The service will initially enable users to access information, but the building society is promising a full transactional service by the summer.
Nationwide believes that it has to provide customers with as many channels as possible through which to access banking services - as soon as possible - if it is to grab a significant market share.
Internet TV is a relatively new technology and Terry Kaye, electronic access controller at Nationwide, admitted that the building society has no idea how many people will use the service.
"It's very difficult to conduct market research into these things [new Internet channels]," said Kaye. "If it's a new technology people will say they'll use it."
Analyst group Gartner has predicted that 15 million homes in the UK will be able to access the Internet through their TVs by 2003. Kaye points out that 150,000 homes already have Internet TV access and he hopes Nationwide's early move into the field will give it a long-term market presence.
Alexander Kopriwa, senior programme director at analyst company Meta Group, said, "I think this is an excellent idea. It shows us that the financial industry is transforming and becoming digitally oriented."
He also pointed out that the end-user experience is key to success. "It depends how it is implemented, how reliable it is, how user-friendly it is," Kopriwa said.
Nationwide has been working on the Internet TV service for the past three months.
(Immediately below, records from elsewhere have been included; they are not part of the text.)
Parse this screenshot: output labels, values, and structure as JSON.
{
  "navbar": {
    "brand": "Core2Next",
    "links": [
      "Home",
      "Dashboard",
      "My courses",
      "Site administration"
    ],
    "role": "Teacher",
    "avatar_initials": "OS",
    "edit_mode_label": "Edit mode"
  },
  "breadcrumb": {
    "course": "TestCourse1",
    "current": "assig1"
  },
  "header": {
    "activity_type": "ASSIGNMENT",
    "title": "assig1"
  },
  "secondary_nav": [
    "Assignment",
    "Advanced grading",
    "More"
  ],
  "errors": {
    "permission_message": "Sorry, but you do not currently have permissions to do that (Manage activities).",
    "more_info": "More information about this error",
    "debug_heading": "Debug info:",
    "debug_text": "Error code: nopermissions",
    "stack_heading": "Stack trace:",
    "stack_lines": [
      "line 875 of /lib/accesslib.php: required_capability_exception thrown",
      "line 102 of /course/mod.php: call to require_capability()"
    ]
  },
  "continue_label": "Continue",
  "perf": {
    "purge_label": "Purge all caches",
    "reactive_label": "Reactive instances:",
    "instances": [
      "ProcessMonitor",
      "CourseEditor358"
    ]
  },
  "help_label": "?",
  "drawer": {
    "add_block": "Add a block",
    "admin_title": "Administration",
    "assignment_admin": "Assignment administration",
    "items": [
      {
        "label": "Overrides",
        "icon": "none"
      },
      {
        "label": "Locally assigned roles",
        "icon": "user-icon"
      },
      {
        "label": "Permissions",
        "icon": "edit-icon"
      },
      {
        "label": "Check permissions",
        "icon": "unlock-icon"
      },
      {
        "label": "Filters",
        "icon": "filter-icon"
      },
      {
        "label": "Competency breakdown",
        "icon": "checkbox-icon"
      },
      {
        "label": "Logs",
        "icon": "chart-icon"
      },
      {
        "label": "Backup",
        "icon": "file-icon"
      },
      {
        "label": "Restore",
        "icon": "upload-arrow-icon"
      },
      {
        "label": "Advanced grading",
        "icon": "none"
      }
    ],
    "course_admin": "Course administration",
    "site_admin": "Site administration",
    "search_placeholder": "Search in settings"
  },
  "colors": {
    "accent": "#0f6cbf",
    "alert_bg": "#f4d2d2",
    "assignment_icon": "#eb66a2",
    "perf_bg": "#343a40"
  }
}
It has built technology based on Component Object Model and Extensible Markup Language (XML) that enables it to roll out the service on one particular device, then tweak and use it to develop services for other channels.
To use Nationwide's Internet TV banking service, users will already have to be signed up to Nationwide's full Internet banking service.